On Friday, March 13, Governor Rick Snyder addressed Michigan citizens and legislature about the importance of reliable, affordable, environmentally protective energy sources, including hydraulic fracturing, or 'fracking'. Governor Snyder specifically praised the importance of the Graham Sustainability Institute's draft report on high-volume hydraulic fracturing, which includes peer-reviewed technical reports, and a detailed draft analysis of policy options for the future of hydraulic fracturing in Michigan.
Last Thursday, the second annual University of Michigan Innovation In Action competition concluded, with six stunning student pitches for startups that could make a significant dent on the health and well-being of communities. It was a great example of what can be achieved at the intersection of public health, entrepreneurship, and the creativity and energy that students can bring to real-world problems.
The University of Michigan recently released a study analyzing the real impacts of raising Michigan’s Renewable Portfolio Standard - the policy mandating the percentage of the state’s electric generation capacity that must be provided by renewable power. The study, sponsored by the University of Michigan Energy Institute, analyzes several scenarios, detailing the changes to different power generation sources such as coal and natural gas, the environmental benefits to the state, and the associated costs under each.
Pearl Zhu Zeng, Behavior, Education, and Communication
1. History, Recent Conference of Parties (COP) and Main Issues, COP 20 Outcomes
2. A day at the COP
3. General Impression of the Global Negotiation + Endless Waiting on the “Last” Day, Dec 12
4. Other Events (The Climate and Health Summit, and the World Climate Summit)
5. Voices of Youth
6. My Appreciations
By Wufan Jia, Environmental Policy and Planning, Sustainable Systems
My first day at the COP meetings was so informational that I am forced to highlight only the most interesting points. I will talk about the meetings I attended and you may get a sense of what is going on here, and as I am more interested in China, I pay more attention to events about China today.
Katie Browne, Environmental Justice
Here at the Conference of Parties in Lima, I have been struck by the odd mixture of rah-rah optimism and doomsday pessimism permeating the corridors and negotiating rooms. It is an odd disjuncture, especially for a first-timer to the COP process. While everyone acknowledges that the cost of failure to reach a climate deal next year in Paris is so high as to be almost inconceivable, the possibility for failure remains a lurking reality.
By Arman Golrokhian

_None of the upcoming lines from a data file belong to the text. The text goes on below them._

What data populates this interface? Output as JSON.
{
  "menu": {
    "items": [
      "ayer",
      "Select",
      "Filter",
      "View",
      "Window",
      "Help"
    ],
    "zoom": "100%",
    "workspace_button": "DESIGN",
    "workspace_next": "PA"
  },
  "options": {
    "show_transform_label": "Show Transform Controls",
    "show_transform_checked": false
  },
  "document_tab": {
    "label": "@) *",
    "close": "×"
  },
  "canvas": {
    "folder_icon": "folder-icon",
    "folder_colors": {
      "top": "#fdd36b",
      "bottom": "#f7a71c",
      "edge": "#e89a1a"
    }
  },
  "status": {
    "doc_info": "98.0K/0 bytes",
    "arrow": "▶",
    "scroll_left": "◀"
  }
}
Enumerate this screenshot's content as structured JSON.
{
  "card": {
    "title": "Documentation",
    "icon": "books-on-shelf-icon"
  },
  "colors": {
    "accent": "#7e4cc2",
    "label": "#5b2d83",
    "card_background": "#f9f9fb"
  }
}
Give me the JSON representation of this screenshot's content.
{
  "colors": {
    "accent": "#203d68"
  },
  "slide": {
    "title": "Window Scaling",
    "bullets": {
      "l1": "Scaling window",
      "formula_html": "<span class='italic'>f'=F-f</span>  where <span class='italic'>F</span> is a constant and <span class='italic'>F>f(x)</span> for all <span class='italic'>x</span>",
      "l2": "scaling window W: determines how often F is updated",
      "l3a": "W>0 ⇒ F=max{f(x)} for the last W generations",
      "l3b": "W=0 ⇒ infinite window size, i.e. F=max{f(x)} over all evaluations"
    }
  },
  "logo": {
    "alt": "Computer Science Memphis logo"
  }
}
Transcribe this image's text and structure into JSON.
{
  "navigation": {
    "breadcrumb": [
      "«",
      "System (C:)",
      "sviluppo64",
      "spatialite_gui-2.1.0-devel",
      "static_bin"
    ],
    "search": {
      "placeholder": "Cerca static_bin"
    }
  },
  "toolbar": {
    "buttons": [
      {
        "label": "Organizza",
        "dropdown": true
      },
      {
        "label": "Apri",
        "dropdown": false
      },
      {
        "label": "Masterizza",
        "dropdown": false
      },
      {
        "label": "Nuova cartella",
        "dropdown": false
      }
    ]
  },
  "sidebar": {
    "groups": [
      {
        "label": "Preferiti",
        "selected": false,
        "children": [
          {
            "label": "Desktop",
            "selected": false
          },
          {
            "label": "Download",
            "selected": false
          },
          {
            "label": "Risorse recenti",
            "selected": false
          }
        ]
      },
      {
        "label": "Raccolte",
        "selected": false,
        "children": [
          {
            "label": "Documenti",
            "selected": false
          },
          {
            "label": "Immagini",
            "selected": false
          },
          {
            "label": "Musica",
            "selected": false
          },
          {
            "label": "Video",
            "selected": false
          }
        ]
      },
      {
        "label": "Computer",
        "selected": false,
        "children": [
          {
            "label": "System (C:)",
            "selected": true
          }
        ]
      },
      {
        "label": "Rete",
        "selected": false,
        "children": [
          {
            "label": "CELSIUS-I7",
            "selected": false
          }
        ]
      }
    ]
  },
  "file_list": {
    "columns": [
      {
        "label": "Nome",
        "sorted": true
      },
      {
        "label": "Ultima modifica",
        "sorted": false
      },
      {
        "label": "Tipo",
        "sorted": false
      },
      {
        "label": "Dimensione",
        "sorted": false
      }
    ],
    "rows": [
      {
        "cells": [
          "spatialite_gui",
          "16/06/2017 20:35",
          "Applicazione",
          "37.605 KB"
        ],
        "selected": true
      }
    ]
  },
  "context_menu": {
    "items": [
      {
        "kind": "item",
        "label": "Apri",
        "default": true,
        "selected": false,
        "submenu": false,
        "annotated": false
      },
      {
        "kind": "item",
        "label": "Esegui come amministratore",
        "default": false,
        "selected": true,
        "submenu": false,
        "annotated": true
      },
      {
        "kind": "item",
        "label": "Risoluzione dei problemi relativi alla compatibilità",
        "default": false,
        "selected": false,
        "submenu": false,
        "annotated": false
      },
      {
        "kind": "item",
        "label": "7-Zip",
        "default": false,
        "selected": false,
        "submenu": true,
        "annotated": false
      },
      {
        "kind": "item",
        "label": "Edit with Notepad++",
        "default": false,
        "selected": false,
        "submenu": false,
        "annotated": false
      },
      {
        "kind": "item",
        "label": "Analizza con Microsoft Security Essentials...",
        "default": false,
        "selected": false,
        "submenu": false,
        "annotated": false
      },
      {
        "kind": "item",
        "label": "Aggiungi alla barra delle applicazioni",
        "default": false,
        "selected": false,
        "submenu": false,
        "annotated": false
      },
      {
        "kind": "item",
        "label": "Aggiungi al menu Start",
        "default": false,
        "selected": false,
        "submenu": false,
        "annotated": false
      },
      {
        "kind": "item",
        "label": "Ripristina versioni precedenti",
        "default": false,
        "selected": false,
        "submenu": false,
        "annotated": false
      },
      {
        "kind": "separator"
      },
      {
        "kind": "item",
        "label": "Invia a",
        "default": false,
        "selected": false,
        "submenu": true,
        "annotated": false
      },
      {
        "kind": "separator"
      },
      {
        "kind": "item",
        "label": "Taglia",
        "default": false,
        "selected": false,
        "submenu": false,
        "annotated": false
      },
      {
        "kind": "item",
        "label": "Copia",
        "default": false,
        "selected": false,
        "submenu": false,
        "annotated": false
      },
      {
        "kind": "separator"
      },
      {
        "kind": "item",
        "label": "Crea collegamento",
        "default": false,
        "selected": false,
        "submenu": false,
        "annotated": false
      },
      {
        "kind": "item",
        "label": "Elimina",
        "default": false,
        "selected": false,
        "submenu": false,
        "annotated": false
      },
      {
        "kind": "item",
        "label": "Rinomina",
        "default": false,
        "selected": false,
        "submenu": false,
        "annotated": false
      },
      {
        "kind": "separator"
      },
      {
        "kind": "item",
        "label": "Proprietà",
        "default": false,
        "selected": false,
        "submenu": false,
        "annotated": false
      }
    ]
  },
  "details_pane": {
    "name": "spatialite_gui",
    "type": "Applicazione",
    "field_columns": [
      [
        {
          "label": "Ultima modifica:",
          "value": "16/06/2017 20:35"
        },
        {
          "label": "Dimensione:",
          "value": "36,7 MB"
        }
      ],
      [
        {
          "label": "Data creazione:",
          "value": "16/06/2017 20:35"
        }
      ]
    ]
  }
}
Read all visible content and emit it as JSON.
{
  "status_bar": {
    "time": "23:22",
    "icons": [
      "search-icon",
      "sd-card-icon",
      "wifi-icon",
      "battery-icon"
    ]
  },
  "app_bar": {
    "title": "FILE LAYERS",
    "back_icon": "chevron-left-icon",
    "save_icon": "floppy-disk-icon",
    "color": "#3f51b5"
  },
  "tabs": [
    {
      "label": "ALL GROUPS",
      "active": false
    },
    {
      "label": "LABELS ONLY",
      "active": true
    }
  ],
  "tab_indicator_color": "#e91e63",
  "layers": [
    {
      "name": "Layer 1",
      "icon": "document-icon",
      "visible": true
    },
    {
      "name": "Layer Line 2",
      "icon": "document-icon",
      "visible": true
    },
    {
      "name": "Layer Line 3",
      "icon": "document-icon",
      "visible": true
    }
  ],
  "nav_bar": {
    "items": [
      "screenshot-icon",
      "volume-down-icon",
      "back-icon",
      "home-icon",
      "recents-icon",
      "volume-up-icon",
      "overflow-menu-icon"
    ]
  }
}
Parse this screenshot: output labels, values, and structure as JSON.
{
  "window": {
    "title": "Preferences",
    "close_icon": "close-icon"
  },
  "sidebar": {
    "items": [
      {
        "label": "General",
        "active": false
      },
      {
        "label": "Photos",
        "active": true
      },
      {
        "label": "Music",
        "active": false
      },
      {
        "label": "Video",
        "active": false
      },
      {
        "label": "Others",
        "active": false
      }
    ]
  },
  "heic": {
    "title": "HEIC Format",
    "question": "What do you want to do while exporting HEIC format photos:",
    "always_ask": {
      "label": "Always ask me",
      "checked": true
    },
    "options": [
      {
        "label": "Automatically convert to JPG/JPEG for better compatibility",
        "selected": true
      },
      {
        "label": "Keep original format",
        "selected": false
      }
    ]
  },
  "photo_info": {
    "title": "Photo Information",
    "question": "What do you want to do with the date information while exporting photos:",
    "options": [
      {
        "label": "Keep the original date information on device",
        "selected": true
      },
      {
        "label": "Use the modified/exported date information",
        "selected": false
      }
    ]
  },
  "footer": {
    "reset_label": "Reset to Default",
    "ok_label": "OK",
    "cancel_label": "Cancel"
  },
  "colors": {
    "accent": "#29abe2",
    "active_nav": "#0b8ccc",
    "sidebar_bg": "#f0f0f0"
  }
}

This past weekend, I and Samantha Shattuck attended the COY10 (Conference of Youth) in Lima, Peru. COY is an annual event that gathers youth from all around the world to meet and exchange their knowledge and experiences about engaging their communities in better understanding, addressing, and adapting to adverse climate change issues at regional and global scales.